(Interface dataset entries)
..........

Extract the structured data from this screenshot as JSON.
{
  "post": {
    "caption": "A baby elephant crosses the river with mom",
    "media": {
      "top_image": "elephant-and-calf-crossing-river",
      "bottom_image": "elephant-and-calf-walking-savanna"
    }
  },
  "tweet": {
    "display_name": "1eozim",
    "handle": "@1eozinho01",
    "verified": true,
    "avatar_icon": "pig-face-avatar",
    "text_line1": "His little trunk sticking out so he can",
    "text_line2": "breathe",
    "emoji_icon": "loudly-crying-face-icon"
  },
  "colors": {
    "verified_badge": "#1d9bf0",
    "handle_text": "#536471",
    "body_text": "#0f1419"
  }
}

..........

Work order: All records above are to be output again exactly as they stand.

Exercise solution:
Extract the structured data from this screenshot as JSON.
{
  "post": {
    "caption": "A baby elephant crosses the river with mom",
    "media": {
      "top_image": "elephant-and-calf-crossing-river",
      "bottom_image": "elephant-and-calf-walking-savanna"
    }
  },
  "tweet": {
    "display_name": "1eozim",
    "handle": "@1eozinho01",
    "verified": true,
    "avatar_icon": "pig-face-avatar",
    "text_line1": "His little trunk sticking out so he can",
    "text_line2": "breathe",
    "emoji_icon": "loudly-crying-face-icon"
  },
  "colors": {
    "verified_badge": "#1d9bf0",
    "handle_text": "#536471",
    "body_text": "#0f1419"
  }
}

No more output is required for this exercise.